Last April, Norway had a rain of worms. Source: lacounty.gov

Certainly this was what seemed to cause last April’s rain of worms in Norway. Biologist Karsten Erstad reported thousands of live earthworms scattered across the surface of the snow when he was out skiing. This is the time of year that worms start to emerge from the ground, so scientists speculate that the worms were swept up by the strong winds common in the mountainous areas of Norway and carried to snowy slopes.

There was a different explanation for the May 19 rain of millions of spiders in Goulburn, Australia. (Shudder!) As anyone who loved the children’s book Charlotte’s Web knows, many species of baby spiders “balloon” They weave parachute webs that catch the breeze and spread the youngsters throughout the territory. Apparently, the population was going through a spell of fertility.

In May, Australia had a rain of spiders. Source: Wikipedia

As creepy as the recent wormy and spider rains may be, they are pleasant compared to the “germ rains”. Dust from Africa’s Sahara Desert is carried by trade winds across the Atlantic. While this is a valuable source of minerals for downwind vegetation, it also appears that germs and microbes hitch a ride. Scientists have not correlated any human outbreaks (other than asthma in the Caribbean) but they have traced coral disease to heavy dust storms.

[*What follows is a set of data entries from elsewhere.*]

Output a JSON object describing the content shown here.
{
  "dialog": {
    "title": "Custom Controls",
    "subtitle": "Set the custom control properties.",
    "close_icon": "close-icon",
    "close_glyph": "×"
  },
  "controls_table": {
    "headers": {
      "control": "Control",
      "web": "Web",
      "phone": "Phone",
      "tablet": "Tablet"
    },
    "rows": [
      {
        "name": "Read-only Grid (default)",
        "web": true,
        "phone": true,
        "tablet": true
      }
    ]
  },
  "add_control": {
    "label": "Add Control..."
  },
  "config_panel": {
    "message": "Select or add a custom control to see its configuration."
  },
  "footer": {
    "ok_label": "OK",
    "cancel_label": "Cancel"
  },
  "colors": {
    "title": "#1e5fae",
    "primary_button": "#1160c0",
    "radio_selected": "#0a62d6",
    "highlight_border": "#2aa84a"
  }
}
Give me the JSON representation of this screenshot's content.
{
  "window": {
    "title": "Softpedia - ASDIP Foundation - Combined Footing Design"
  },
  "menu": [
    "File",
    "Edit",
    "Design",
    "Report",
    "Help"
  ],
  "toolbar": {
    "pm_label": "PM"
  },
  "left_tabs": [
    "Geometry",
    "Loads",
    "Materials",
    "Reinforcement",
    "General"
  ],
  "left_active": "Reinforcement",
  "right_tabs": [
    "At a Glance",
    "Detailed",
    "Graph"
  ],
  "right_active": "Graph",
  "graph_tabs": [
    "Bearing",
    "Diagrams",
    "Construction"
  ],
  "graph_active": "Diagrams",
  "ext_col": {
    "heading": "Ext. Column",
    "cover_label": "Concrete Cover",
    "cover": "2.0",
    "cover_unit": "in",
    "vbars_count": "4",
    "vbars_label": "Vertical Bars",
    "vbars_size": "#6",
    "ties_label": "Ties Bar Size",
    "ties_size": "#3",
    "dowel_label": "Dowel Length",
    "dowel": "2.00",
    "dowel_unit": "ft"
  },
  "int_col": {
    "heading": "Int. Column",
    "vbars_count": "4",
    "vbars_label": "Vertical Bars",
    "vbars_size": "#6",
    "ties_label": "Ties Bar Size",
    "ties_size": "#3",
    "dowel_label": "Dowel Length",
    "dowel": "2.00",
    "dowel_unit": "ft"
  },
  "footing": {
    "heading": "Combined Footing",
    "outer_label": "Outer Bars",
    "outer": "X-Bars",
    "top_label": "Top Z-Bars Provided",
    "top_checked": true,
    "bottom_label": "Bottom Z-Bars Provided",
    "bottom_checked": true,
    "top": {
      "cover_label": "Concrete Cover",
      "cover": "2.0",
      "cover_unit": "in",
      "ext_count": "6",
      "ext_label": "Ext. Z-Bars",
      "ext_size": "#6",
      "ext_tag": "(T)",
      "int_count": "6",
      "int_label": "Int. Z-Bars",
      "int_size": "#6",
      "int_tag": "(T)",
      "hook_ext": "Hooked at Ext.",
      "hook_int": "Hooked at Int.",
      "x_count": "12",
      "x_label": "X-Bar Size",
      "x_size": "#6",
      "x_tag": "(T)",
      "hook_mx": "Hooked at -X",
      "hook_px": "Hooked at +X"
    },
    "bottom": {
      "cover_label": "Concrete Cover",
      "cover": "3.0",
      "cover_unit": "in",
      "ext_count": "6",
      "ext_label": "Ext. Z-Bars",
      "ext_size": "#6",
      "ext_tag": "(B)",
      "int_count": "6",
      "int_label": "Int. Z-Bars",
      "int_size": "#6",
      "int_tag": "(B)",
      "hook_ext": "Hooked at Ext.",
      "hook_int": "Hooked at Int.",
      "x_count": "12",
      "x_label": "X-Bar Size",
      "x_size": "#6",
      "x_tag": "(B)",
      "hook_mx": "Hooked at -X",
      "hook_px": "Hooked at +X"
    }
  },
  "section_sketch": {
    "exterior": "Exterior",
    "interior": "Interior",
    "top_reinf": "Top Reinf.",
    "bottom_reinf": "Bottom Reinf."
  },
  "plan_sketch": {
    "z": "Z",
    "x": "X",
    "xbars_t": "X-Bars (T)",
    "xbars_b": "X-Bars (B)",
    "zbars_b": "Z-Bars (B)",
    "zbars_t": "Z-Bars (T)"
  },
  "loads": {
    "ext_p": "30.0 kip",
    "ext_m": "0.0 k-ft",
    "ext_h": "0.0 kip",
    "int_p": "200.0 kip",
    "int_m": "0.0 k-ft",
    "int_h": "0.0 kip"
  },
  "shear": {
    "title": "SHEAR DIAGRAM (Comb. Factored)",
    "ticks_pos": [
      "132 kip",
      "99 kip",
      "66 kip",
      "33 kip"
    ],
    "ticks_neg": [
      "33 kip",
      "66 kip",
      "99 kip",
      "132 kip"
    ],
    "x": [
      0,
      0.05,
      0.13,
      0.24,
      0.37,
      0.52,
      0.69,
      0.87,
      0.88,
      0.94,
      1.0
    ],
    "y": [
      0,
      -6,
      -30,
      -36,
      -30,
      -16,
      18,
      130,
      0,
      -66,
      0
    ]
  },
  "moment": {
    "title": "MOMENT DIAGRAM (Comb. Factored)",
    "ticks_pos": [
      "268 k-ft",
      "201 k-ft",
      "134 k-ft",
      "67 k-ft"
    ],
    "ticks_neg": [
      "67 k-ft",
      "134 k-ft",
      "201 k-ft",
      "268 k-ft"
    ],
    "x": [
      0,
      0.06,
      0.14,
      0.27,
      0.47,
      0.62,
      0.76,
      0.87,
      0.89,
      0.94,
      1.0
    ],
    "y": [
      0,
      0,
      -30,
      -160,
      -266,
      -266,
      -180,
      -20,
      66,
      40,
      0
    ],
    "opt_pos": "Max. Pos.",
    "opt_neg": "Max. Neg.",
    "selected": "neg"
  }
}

Germs, spiders, worms! It's enough to make a person buy an iron-plated umbrella.